Demand and Supply Exposure Through Global Value Chains: Euro-Mediterranean Countries During Covid
This paper tries to examine how the COVID-19 shock affects different countries through their regional integration and their exposure to Global Value Chains (GVCs). Using input-output tables (EORA 2016), our contribution is threefold. First, building on Pahl et al. (2021), we conceptually revise the approaches to analyse input-output relationships.
In particular, we underline the difference between the bilateral flow of value-added and trade and distinguish between the producers and consumers of value-added. Second, we distinguish between the supply and demand channels through which these countries can be affected by the disruptions in GVCs. Third, we apply this empirical exercise on an understudied region, namely the Mediterranean region that is characterised by its involvement in several trade agreements that might boost their integration into GVCs.

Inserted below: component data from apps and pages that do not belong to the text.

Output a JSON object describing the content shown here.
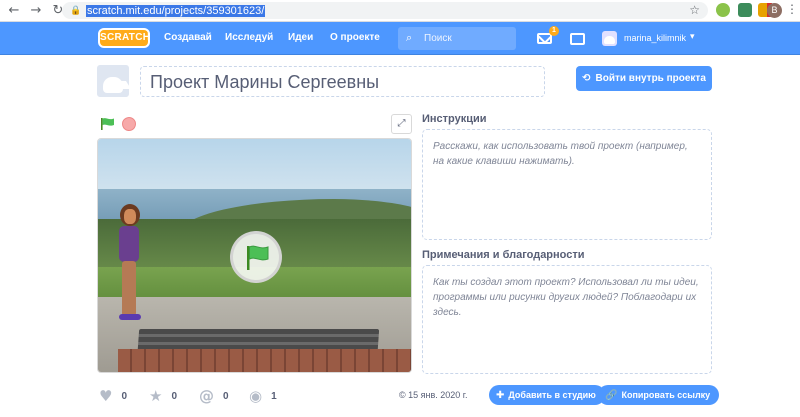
{
  "browser": {
    "back": "←",
    "forward": "→",
    "reload": "↻",
    "url": "scratch.mit.edu/projects/359301623/",
    "avatar_letter": "B",
    "ext_badge": "2"
  },
  "nav": {
    "logo": "SCRATCH",
    "create": "Создавай",
    "explore": "Исследуй",
    "ideas": "Идеи",
    "about": "О проекте",
    "search_placeholder": "Поиск",
    "messages_count": "1",
    "username": "marina_kilimnik"
  },
  "project": {
    "title": "Проект Марины Сергеевны",
    "see_inside": "Войти внутрь проекта",
    "instructions_label": "Инструкции",
    "instructions_placeholder": "Расскажи, как использовать твой проект (например, на какие клавиши нажимать).",
    "notes_label": "Примечания и благодарности",
    "notes_placeholder": "Как ты создал этот проект? Использовал ли ты идеи, программы или рисунки других людей? Поблагодари их здесь.",
    "date": "15 янв. 2020 г."
  },
  "stats": {
    "loves": "0",
    "favorites": "0",
    "remixes": "0",
    "views": "1"
  },
  "actions": {
    "add_to_studio": "Добавить в студию",
    "copy_link": "Копировать ссылку"
  },
  "colors": {
    "scratch_blue": "#4d97ff",
    "logo_orange": "#ffab19",
    "text_grey": "#575e75"
  }
}
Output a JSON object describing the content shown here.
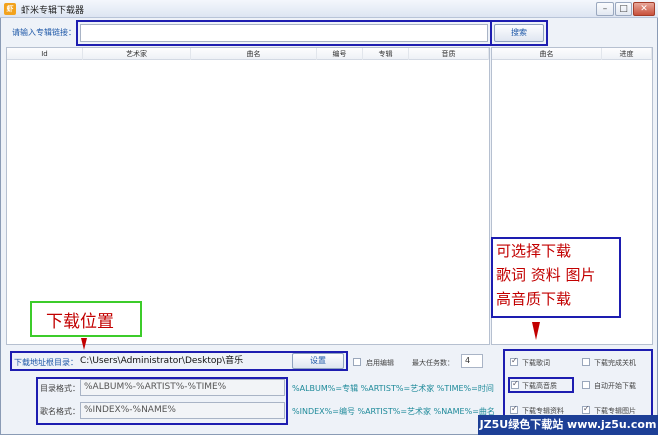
{
  "window": {
    "title": "虾米专辑下载器",
    "app_icon_text": "虾"
  },
  "window_controls": {
    "minimize": "–",
    "maximize": "□",
    "close": "✕"
  },
  "search": {
    "label": "请输入专辑链接：",
    "value": "",
    "button": "搜索"
  },
  "main_table": {
    "columns": [
      "Id",
      "艺术家",
      "曲名",
      "编号",
      "专辑",
      "音质"
    ]
  },
  "download_table": {
    "columns": [
      "曲名",
      "进度"
    ]
  },
  "annotation_features": {
    "lines": [
      "可选择下载",
      "歌词 资料 图片",
      "高音质下载"
    ]
  },
  "annotation_location": {
    "text": "下载位置"
  },
  "download_dir": {
    "label": "下载地址根目录：",
    "value": "C:\\Users\\Administrator\\Desktop\\音乐",
    "button": "设置"
  },
  "options": {
    "enable_edit": "启用编辑",
    "max_tasks_label": "最大任务数：",
    "max_tasks_value": "4",
    "download_lyrics": "下载歌词",
    "shutdown_after": "下载完成关机",
    "download_hq": "下载高音质",
    "auto_start": "自动开始下载",
    "download_album_info": "下载专辑资料",
    "download_album_cover": "下载专辑图片"
  },
  "formats": {
    "dir_label": "目录格式：",
    "dir_value": "%ALBUM%-%ARTIST%-%TIME%",
    "dir_hint": "%ALBUM%=专辑 %ARTIST%=艺术家 %TIME%=时间",
    "name_label": "歌名格式：",
    "name_value": "%INDEX%-%NAME%",
    "name_hint": "%INDEX%=编号 %ARTIST%=艺术家 %NAME%=曲名"
  },
  "watermark": {
    "text": "JZ5U绿色下载站 www.jz5u.com"
  },
  "colors": {
    "annotation_blue": "#1d1db0",
    "annotation_green": "#3ccc2a",
    "annotation_red": "#c20000"
  }
}
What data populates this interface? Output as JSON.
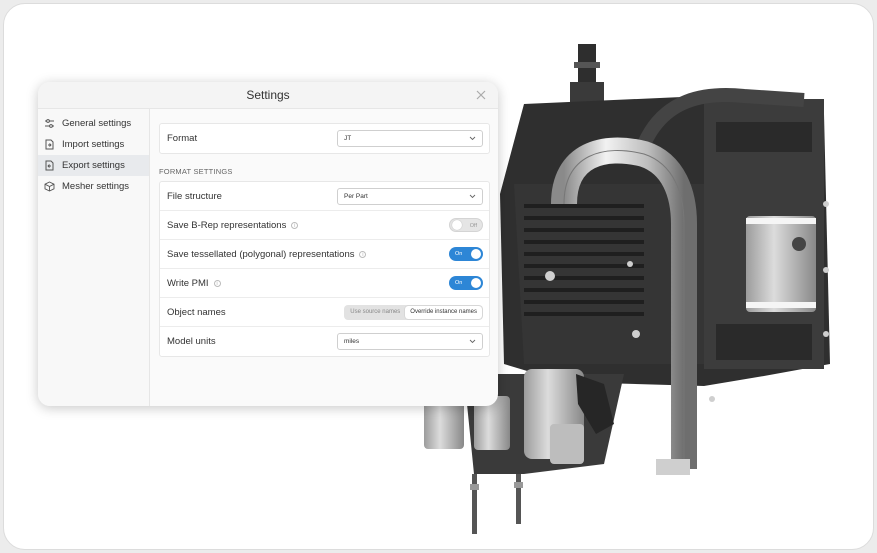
{
  "dialog": {
    "title": "Settings"
  },
  "sidebar": {
    "items": [
      {
        "label": "General settings",
        "icon": "sliders-icon"
      },
      {
        "label": "Import settings",
        "icon": "file-import-icon"
      },
      {
        "label": "Export settings",
        "icon": "file-export-icon",
        "active": true
      },
      {
        "label": "Mesher settings",
        "icon": "cube-icon"
      }
    ]
  },
  "format": {
    "label": "Format",
    "value": "JT"
  },
  "format_settings": {
    "section_label": "FORMAT SETTINGS",
    "file_structure": {
      "label": "File structure",
      "value": "Per Part"
    },
    "save_brep": {
      "label": "Save B-Rep representations",
      "state": "Off"
    },
    "save_tessellated": {
      "label": "Save tessellated (polygonal) representations",
      "state": "On"
    },
    "write_pmi": {
      "label": "Write PMI",
      "state": "On"
    },
    "object_names": {
      "label": "Object names",
      "options": [
        "Use source names",
        "Override instance names"
      ],
      "selected": "Override instance names"
    },
    "model_units": {
      "label": "Model units",
      "value": "miles"
    }
  },
  "colors": {
    "accent": "#2d86d6",
    "active_item_bg": "#e8eaed"
  }
}
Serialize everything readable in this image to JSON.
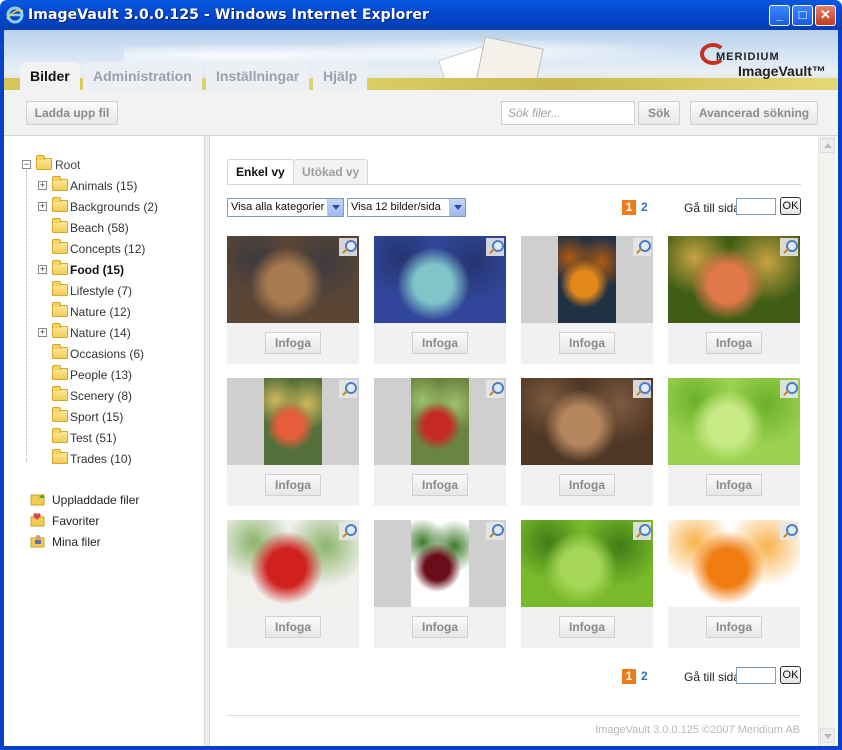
{
  "window": {
    "title": "ImageVault 3.0.0.125 - Windows Internet Explorer",
    "min_label": "_",
    "max_label": "□",
    "close_label": "✕"
  },
  "logo": {
    "brand": "MERIDIUM",
    "product": "ImageVault™"
  },
  "main_tabs": [
    {
      "label": "Bilder",
      "active": true
    },
    {
      "label": "Administration",
      "active": false
    },
    {
      "label": "Inställningar",
      "active": false
    },
    {
      "label": "Hjälp",
      "active": false
    }
  ],
  "toolbar": {
    "upload_label": "Ladda upp fil",
    "search_placeholder": "Sök filer...",
    "search_label": "Sök",
    "advanced_label": "Avancerad sökning"
  },
  "tree": {
    "root_label": "Root",
    "items": [
      {
        "label": "Animals (15)",
        "expandable": true,
        "bold": false
      },
      {
        "label": "Backgrounds (2)",
        "expandable": true,
        "bold": false
      },
      {
        "label": "Beach (58)",
        "expandable": false,
        "bold": false
      },
      {
        "label": "Concepts (12)",
        "expandable": false,
        "bold": false
      },
      {
        "label": "Food (15)",
        "expandable": true,
        "bold": true
      },
      {
        "label": "Lifestyle (7)",
        "expandable": false,
        "bold": false
      },
      {
        "label": "Nature (12)",
        "expandable": false,
        "bold": false
      },
      {
        "label": "Nature (14)",
        "expandable": true,
        "bold": false
      },
      {
        "label": "Occasions (6)",
        "expandable": false,
        "bold": false
      },
      {
        "label": "People (13)",
        "expandable": false,
        "bold": false
      },
      {
        "label": "Scenery (8)",
        "expandable": false,
        "bold": false
      },
      {
        "label": "Sport (15)",
        "expandable": false,
        "bold": false
      },
      {
        "label": "Test (51)",
        "expandable": false,
        "bold": false
      },
      {
        "label": "Trades (10)",
        "expandable": false,
        "bold": false
      }
    ],
    "expander_symbol": "+",
    "collapser_symbol": "−"
  },
  "special": [
    {
      "label": "Uppladdade filer",
      "icon": "uploaded-files-icon"
    },
    {
      "label": "Favoriter",
      "icon": "favorites-icon"
    },
    {
      "label": "Mina filer",
      "icon": "my-files-icon"
    }
  ],
  "view_tabs": [
    {
      "label": "Enkel vy",
      "active": true
    },
    {
      "label": "Utökad vy",
      "active": false
    }
  ],
  "filters": {
    "category": "Visa alla kategorier",
    "per_page": "Visa 12 bilder/sida"
  },
  "pager": {
    "current": "1",
    "next": "2",
    "goto_label": "Gå till sida",
    "ok_label": "OK"
  },
  "thumbnails": {
    "insert_label": "Infoga",
    "items": [
      {
        "subject": "gingerbread cookies",
        "colors": [
          "#5b4636",
          "#a77a4f",
          "#3c3b3f"
        ]
      },
      {
        "subject": "blueberries",
        "colors": [
          "#31469a",
          "#7fc5c9",
          "#25346f"
        ]
      },
      {
        "subject": "pumpkins",
        "colors": [
          "#213144",
          "#e3891a",
          "#b05a10"
        ]
      },
      {
        "subject": "apples",
        "colors": [
          "#3f5d15",
          "#e0784a",
          "#c8a243"
        ]
      },
      {
        "subject": "apples on branch",
        "colors": [
          "#54703a",
          "#e55d3a",
          "#d0b85b"
        ]
      },
      {
        "subject": "red apples",
        "colors": [
          "#6a8540",
          "#c52a24",
          "#9ec06b"
        ]
      },
      {
        "subject": "potatoes",
        "colors": [
          "#4e3725",
          "#b6875f",
          "#7d5a3e"
        ]
      },
      {
        "subject": "celery",
        "colors": [
          "#9bd24f",
          "#c7ea87",
          "#6bb028"
        ]
      },
      {
        "subject": "red currants",
        "colors": [
          "#f0f0ec",
          "#d0211e",
          "#8bb46a"
        ]
      },
      {
        "subject": "cherry",
        "colors": [
          "#ffffff",
          "#6a0d1a",
          "#3e7a2c"
        ]
      },
      {
        "subject": "green berries",
        "colors": [
          "#7aba2a",
          "#a5d658",
          "#3f7d17"
        ]
      },
      {
        "subject": "orange slices",
        "colors": [
          "#ffffff",
          "#f07c12",
          "#f7b34c"
        ]
      }
    ]
  },
  "footer": {
    "text": "ImageVault 3.0.0.125 ©2007 Meridium AB"
  }
}
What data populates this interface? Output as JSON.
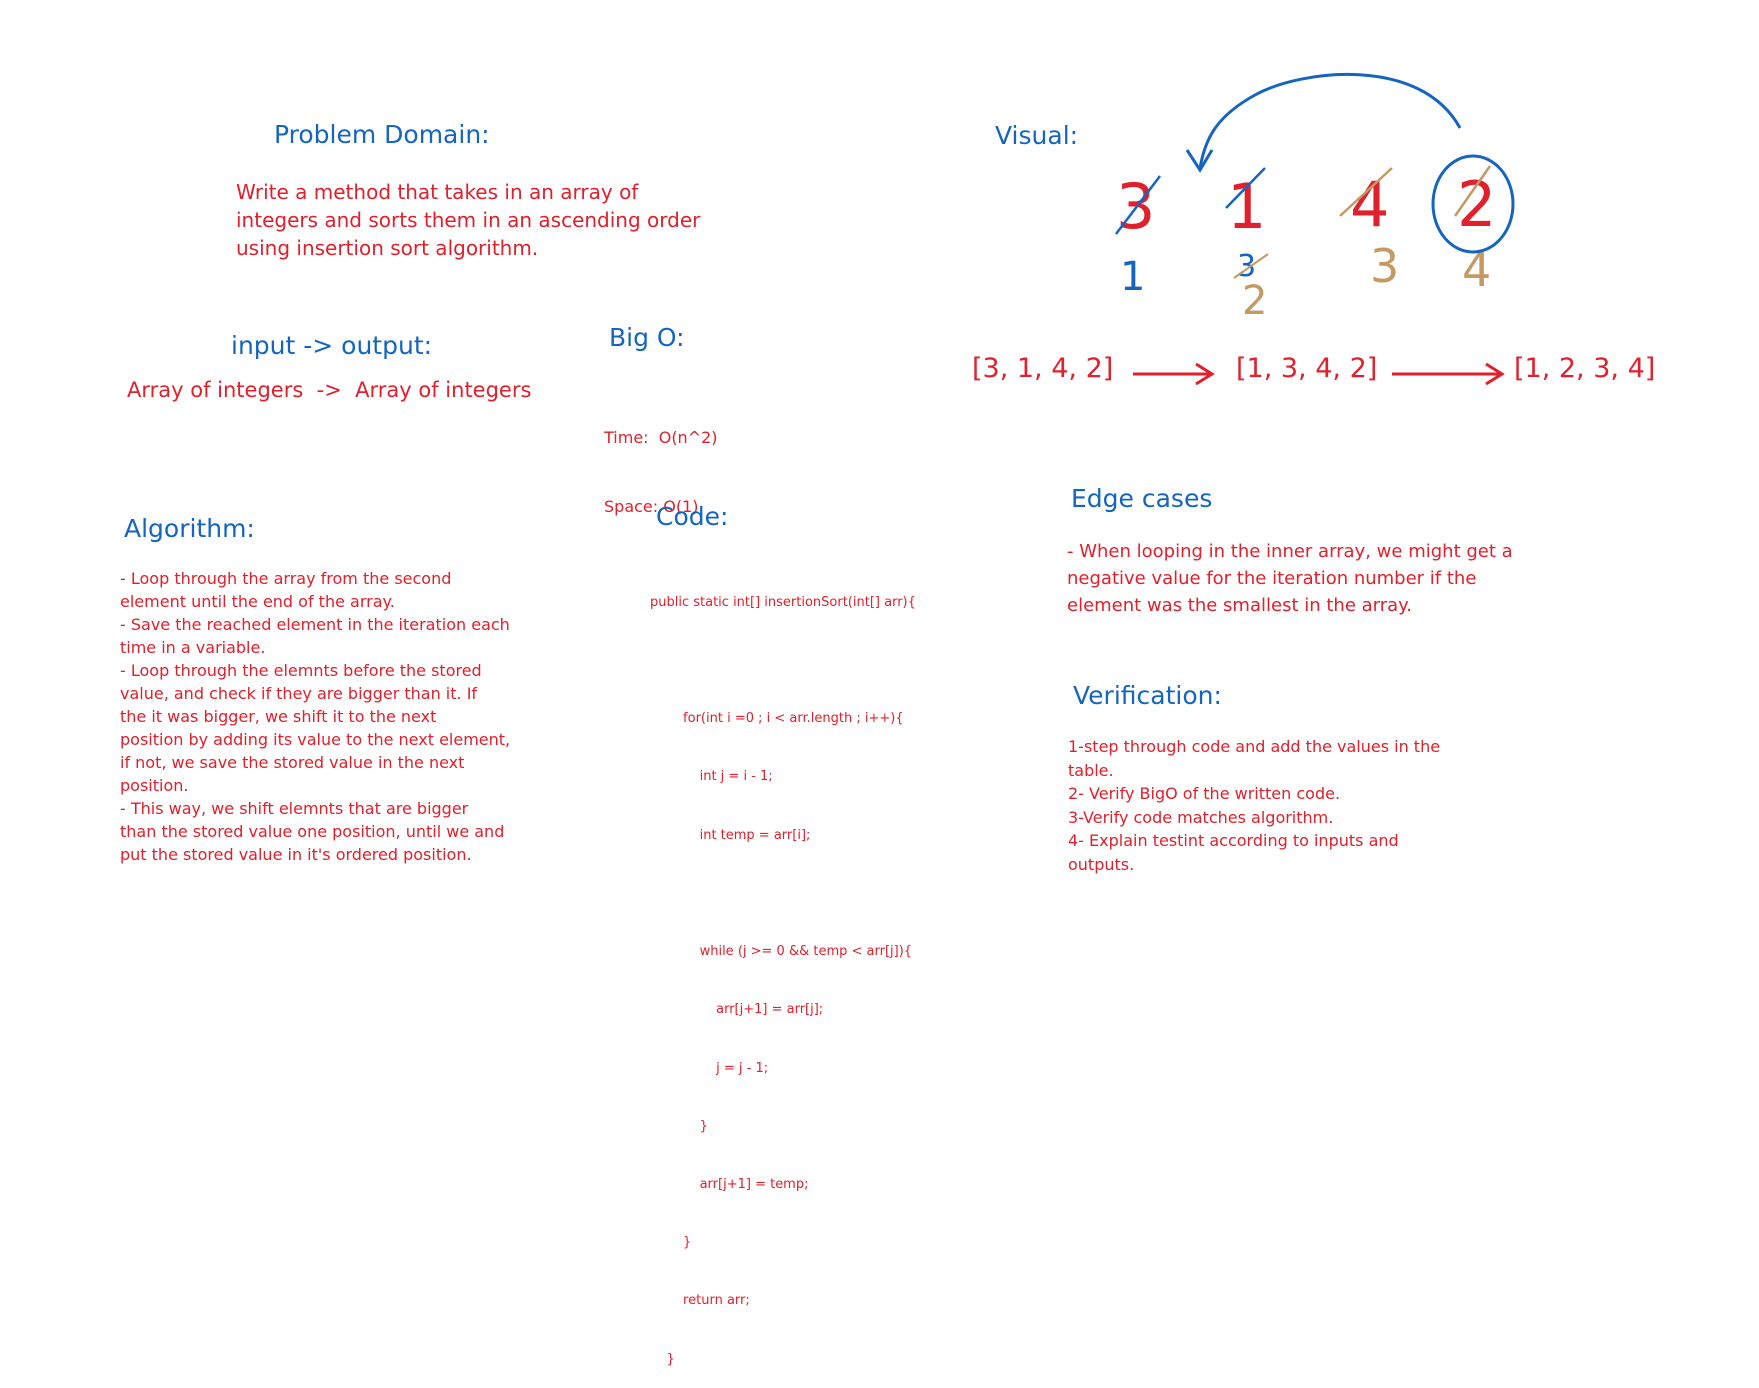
{
  "problem_domain": {
    "heading": "Problem Domain:",
    "lines": [
      "Write a method that takes in an array of",
      "integers and sorts them in an ascending order",
      "using insertion sort algorithm."
    ]
  },
  "io": {
    "heading": "input -> output:",
    "text": "Array of integers  ->  Array of integers"
  },
  "big_o": {
    "heading": "Big O:",
    "time": "Time:  O(n^2)",
    "space": "Space: O(1)"
  },
  "algorithm": {
    "heading": "Algorithm:",
    "lines": [
      "- Loop through the array from the second",
      "element until the end of the array.",
      "- Save the reached element in the iteration each",
      "time in a variable.",
      "- Loop through the elemnts before the stored",
      "value, and check if they are bigger than it. If",
      "the it was bigger, we shift it to the next",
      "position by adding its value to the next element,",
      "if not, we save the stored value in the next",
      "position.",
      "- This way, we shift elemnts that are bigger",
      "than the stored value one position, until we and",
      "put the stored value in it's ordered position."
    ]
  },
  "code": {
    "heading": "Code:",
    "lines": [
      "public static int[] insertionSort(int[] arr){",
      "",
      "        for(int i =0 ; i < arr.length ; i++){",
      "            int j = i - 1;",
      "            int temp = arr[i];",
      "",
      "            while (j >= 0 && temp < arr[j]){",
      "                arr[j+1] = arr[j];",
      "                j = j - 1;",
      "            }",
      "            arr[j+1] = temp;",
      "        }",
      "        return arr;",
      "    }"
    ]
  },
  "visual": {
    "heading": "Visual:",
    "digits": [
      "3",
      "1",
      "4",
      "2"
    ],
    "index_labels": [
      "1",
      "3",
      "2",
      "3",
      "4"
    ],
    "arrays": [
      "[3, 1, 4, 2]",
      "[1, 3, 4, 2]",
      "[1, 2, 3, 4]"
    ],
    "colors": {
      "red": "#e0202c",
      "blue": "#1565c0",
      "tan": "#c49a62"
    }
  },
  "edge_cases": {
    "heading": "Edge cases",
    "lines": [
      "- When looping in the inner array, we might get a",
      "negative value for the iteration number if the",
      "element was the smallest in the array."
    ]
  },
  "verification": {
    "heading": "Verification:",
    "lines": [
      "1-step through code and add the values in the",
      "table.",
      "2- Verify BigO of the written code.",
      "3-Verify code matches algorithm.",
      "4- Explain testint according to inputs and",
      "outputs."
    ]
  }
}
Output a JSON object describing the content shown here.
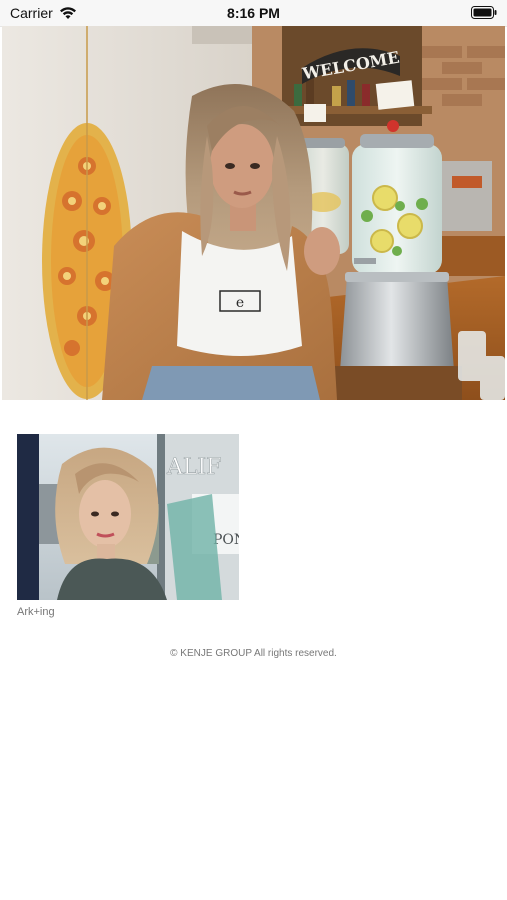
{
  "status_bar": {
    "carrier": "Carrier",
    "time": "8:16 PM",
    "wifi_icon": "wifi-icon",
    "battery_icon": "battery-icon"
  },
  "hero": {
    "image": "salon-interior-photo",
    "sign_text": "WELCOME",
    "shirt_text": "e"
  },
  "salons": [
    {
      "name": "Ark+ing",
      "image": "stylist-portrait-photo",
      "window_text_top": "ALIF",
      "window_text_bottom": "PON"
    }
  ],
  "footer": {
    "copyright": "© KENJE GROUP All rights reserved."
  }
}
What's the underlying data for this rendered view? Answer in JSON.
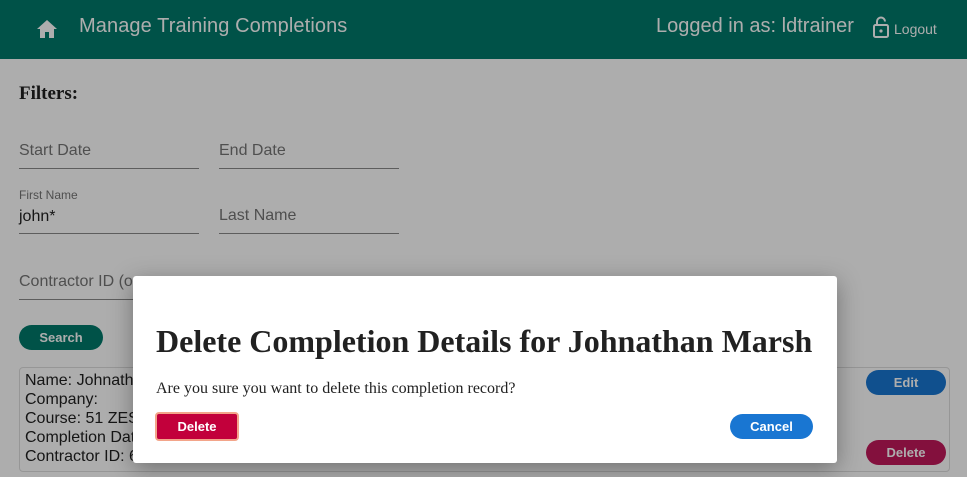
{
  "header": {
    "title": "Manage Training Completions",
    "login_status": "Logged in as: ldtrainer",
    "logout_label": "Logout",
    "home_icon": "home-icon",
    "lock_icon": "lock-open-icon"
  },
  "filters": {
    "heading": "Filters:",
    "start_date_label": "Start Date",
    "end_date_label": "End Date",
    "first_name_label": "First Name",
    "first_name_value": "john*",
    "last_name_label": "Last Name",
    "contractor_label": "Contractor ID (o",
    "search_label": "Search"
  },
  "result": {
    "lines": [
      "Name: Johnath",
      "Company:",
      "Course: 51 ZES",
      "Completion Dat",
      "Contractor ID: 6"
    ],
    "edit_label": "Edit",
    "delete_label": "Delete"
  },
  "dialog": {
    "title": "Delete Completion Details for Johnathan Marsh",
    "message": "Are you sure you want to delete this completion record?",
    "delete_label": "Delete",
    "cancel_label": "Cancel"
  },
  "colors": {
    "header": "#00796b",
    "primary": "#1976d2",
    "danger": "#c2185b",
    "dialog_delete": "#c2003b"
  }
}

Our main findings show that, first, most of the countries have relatively larger backward GVC linkages than forward ones. Second, on the northern shore of the Mediterranean, Italy and France are net suppliers of value added since they produce more value-added absorbed abroad than the foreign value-added they consume. Third, on the Southern shore, Tunisia is the most integrated in GVCs but is also a net consumer of foreign value added. Morocco participates in GVCs but mainly in upstream segments. In contrast, Jordan followed by Egypt, are less involved in GVCs. Fourth, our results also highlight the limited integration between Southern shore partners, whose integration is almost completely driven by linkages with Southern European developed countries. This is why Jordan is much less affected by the shock than Tunisia and Morocco.
Reshaping EU Policies Towards the Eu-Africa Partnership in the ‘New Normal’ Era of the Post Covid-19 World
Over the last couple of decades, the European and African economic landscapes have changed considerably. The two continents are facing increasing interconnected challenges and opportunities. This leads to a growing awareness for a more global and integrated vision for the whole Europe-Mediterranean-Africa region (EMA). In addition to the challenges related to security, stability, unemployment, education, competitiveness, migration, demography and climate change, the need for a stronger collective Euro-Med-African resilience has become even more urgent and strategic within the framework of the new context created by the Covid 19 crisis.
The aim of this policy paper is to present the new parameters to take into consideration in order to reshape the relations between the EU and its Mediterranean and African neighbours. In particular, the policy papers highlights the importance of an increased South-South cooperation and it illustrates this through the example of Morocco’s strong involvement in the Continent.
Morocco In Its Euro-Mediterranean space: Cradle of the Future
The objective of this policy paper is to develop the idea that Europe, in its regional relations, needs two model partner countries in the South, as in the East, to act as the locomotive for other countries. In a region full of turmoil, Morocco, through its various advances, stability and reforms of all kinds, is entitled to position itself as a ‘pilot country’ and a ‘privileged partner’. Nature abhors a vacuum, the Mediterranean likewise! In addition, this hypothesis seems largely corroborated by the history of European construction. France and Germany are the two countries that have placed their cooperation under the auspices of European construction more than any others. Morocco remains an exceptional country, in terms of all its multifaceted advances, and it is entitled to position itself in the role of a ‘pilot country’ and ‘privileged partner’ and to establish itself as the only Mediterranean country with which the EU could develop a deep relationship.